HIDA Scan (Gall-bladder)

Information for patients 

Nuclear medicine is the use of small amounts of radioactive materials to gain images for diagnosis or treatment of various conditions or diseases. Images are created by administering a radioactive compound (“tracer”) which targets a particular region of interest. All tests are safe and non-invasive

Unlike other scanning methods such as: X-rays, nuclear medicine test provides information about physiology and function.

Your doctor has requested a HIDA Scan of the gall-bladder for you and in this leaflet we describe what is involved.

Please read through everything very carefully.

What is this study going to show?

The purpose of this study is to obtain pictures of your gall-bladder. This will help your doctor diagnose your condition and give you appropriate treatment.

Please allow approximately 3 hours for the study.

Is the radioactivity harmful?

Your test will involve the use of a small amount of ionising radiation (similar to a CT scan) and the risk associated with this is low.  The main benefit of the test is making the correct diagnosis, so you can get the treatment that is right for you.  This benefit is far greater than the small risk of radiation.

Preparing for the study

You must have nothing to eat or drink on the morning of the scan. We need you to be nil by mouth for at least 4hours before you arrive to the department. This includes any solids or liquids. 

If you would like to, bring along a CD of your favourite music to help pass the time.

What does the study involve?

Radioactive Tracer Injection

At the beginning of the study we will inject a small amount of radioactive tracer into a vein in your arm. This will not affect you in any way.

Waiting Period

There is no delay between the injection and the scan. The scan will start at the time of the injection.

HIDA Scan of the Gall-bladder

Before the HIDA scan you will be required to remove any items of jewellery or metal objects from your abdominal area and may be requested to change into a hospital gown.

We start the scan at the time of the injection with you lying on the scanning bed and pictures of your abdomen will be taken with a gamma camera. The camera will be close to your body, and you will need to stay as still as possible. The scan may take up to 2 hours.

At a certain point during the scan you will be asked to drink a high-calorie drink. This is similar to creamy milk. The scan will then continue for up to an hour.

If you have any allergies please mention this to the team member when you call to confirm your appointment.

How long does the test take?

Your stay with us will be up to 4 hours. You may resume your normal diet after the scan for the rest of the day.

Further information

Please do not hesitate to ask a member of staff in the department if you have any questions.

Alternatively, you can contact the booking office on 020 3315 8415

If you are currently on any medication please continue having them. If possible please bring you list of medications with you.

Can I bring a friend with me?

Yes, although some parts of your test may require your friend to sit outside the examination room.

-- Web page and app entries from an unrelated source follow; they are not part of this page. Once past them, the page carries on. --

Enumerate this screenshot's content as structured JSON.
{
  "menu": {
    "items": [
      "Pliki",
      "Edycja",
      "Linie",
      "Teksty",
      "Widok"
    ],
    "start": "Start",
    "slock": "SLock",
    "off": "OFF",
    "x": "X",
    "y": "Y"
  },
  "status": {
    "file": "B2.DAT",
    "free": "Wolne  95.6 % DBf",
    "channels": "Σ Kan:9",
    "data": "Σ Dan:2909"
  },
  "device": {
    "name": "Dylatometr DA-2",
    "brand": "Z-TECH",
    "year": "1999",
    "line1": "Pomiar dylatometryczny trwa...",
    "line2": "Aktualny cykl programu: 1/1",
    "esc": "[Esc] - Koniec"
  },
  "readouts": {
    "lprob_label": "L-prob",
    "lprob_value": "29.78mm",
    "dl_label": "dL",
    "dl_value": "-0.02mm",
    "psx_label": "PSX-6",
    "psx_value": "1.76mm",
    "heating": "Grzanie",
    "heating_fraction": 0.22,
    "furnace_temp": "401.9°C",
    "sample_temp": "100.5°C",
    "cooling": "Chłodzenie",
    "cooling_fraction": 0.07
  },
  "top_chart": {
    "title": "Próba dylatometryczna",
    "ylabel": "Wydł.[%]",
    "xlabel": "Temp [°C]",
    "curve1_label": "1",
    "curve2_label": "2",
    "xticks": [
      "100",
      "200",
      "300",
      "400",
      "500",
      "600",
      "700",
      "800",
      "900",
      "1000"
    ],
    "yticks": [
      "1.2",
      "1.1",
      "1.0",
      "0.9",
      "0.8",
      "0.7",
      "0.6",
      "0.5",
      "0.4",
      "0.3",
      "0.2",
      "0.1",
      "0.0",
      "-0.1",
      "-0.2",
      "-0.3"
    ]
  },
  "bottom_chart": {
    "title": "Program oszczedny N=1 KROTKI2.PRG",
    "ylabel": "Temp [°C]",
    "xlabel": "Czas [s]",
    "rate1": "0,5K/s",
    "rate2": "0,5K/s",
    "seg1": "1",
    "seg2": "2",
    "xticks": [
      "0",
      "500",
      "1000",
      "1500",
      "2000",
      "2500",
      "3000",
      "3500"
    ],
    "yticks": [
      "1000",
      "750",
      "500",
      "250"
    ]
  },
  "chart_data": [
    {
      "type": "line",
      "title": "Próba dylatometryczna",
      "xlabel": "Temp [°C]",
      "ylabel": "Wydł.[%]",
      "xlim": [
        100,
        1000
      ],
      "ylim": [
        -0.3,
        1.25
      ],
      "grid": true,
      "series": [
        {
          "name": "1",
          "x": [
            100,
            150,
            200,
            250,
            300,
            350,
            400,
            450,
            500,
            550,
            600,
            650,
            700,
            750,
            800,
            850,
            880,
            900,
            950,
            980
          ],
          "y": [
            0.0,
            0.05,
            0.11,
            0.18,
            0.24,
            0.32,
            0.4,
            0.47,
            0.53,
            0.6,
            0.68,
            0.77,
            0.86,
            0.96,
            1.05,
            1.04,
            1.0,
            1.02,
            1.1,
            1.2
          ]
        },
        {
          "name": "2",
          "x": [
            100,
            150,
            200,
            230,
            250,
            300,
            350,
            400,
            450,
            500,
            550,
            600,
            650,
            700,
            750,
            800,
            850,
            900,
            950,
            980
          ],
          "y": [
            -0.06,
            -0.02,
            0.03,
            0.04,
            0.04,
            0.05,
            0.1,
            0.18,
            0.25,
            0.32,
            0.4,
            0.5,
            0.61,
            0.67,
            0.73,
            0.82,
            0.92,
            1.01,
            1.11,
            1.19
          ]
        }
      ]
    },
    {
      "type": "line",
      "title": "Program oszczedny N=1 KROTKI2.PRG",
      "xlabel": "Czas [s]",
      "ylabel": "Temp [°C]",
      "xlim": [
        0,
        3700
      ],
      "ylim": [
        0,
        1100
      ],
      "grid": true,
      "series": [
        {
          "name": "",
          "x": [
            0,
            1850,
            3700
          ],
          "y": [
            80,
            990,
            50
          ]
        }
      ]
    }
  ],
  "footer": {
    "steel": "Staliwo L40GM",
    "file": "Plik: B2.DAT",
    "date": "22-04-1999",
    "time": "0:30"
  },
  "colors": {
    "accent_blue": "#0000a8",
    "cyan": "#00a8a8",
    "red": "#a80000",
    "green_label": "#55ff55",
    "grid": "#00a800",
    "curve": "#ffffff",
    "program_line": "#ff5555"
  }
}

Please do NOT bring children or pregnant women (unless the test is for the child).   

What measures I have to take?

We advise patients to drink plenty of fluids to flush the remaining radioactivity out of the body. You may then resume a normal diet unless advised otherwise.

What happens to the study results?

A report will be sent to your consultant doctor within two weeks. Unfortunately you will not receive results on the day of your test.

What if I am pregnant or breastfeeding?

If you believe that you may be pregnant or if you are breastfeeding it is important that you contact the department as soon as possible before your test, as it may need to be rescheduled.

Contact information

Chelsea and Westminster Hospital

Nuclear Medicine Department
1st Floor, Lift Bank D (within main X-Ray department)
T: 020 3315 8415